- Exercise: Begin with the line in which "Convert this screenshot" appears and end with the final line of the entries. Retype each one exactly and add nothing.

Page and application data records

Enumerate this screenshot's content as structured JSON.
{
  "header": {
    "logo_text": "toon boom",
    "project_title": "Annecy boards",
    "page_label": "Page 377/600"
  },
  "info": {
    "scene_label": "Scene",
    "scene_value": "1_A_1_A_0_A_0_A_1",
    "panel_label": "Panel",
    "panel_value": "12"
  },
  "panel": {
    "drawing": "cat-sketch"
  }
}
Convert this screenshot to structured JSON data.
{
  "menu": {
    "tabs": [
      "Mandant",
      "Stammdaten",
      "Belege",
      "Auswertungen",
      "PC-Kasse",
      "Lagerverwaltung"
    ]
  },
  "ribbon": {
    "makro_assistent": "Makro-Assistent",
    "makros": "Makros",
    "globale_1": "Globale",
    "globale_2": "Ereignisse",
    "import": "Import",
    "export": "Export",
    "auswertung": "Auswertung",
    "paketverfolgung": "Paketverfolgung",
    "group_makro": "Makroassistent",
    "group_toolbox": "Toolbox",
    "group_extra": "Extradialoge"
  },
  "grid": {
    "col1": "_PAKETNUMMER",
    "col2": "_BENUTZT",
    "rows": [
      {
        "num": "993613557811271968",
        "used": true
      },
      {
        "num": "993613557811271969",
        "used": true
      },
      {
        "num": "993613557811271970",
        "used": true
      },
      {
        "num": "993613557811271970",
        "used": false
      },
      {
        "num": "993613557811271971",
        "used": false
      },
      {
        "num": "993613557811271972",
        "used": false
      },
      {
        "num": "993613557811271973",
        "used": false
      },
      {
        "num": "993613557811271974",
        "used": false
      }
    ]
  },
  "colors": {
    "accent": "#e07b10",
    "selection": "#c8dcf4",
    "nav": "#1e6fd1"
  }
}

- Answer box:
Convert this screenshot to structured JSON data.
{
  "menu": {
    "tabs": [
      "Mandant",
      "Stammdaten",
      "Belege",
      "Auswertungen",
      "PC-Kasse",
      "Lagerverwaltung"
    ]
  },
  "ribbon": {
    "makro_assistent": "Makro-Assistent",
    "makros": "Makros",
    "globale_1": "Globale",
    "globale_2": "Ereignisse",
    "import": "Import",
    "export": "Export",
    "auswertung": "Auswertung",
    "paketverfolgung": "Paketverfolgung",
    "group_makro": "Makroassistent",
    "group_toolbox": "Toolbox",
    "group_extra": "Extradialoge"
  },
  "grid": {
    "col1": "_PAKETNUMMER",
    "col2": "_BENUTZT",
    "rows": [
      {
        "num": "993613557811271968",
        "used": true
      },
      {
        "num": "993613557811271969",
        "used": true
      },
      {
        "num": "993613557811271970",
        "used": true
      },
      {
        "num": "993613557811271970",
        "used": false
      },
      {
        "num": "993613557811271971",
        "used": false
      },
      {
        "num": "993613557811271972",
        "used": false
      },
      {
        "num": "993613557811271973",
        "used": false
      },
      {
        "num": "993613557811271974",
        "used": false
      }
    ]
  },
  "colors": {
    "accent": "#e07b10",
    "selection": "#c8dcf4",
    "nav": "#1e6fd1"
  }
}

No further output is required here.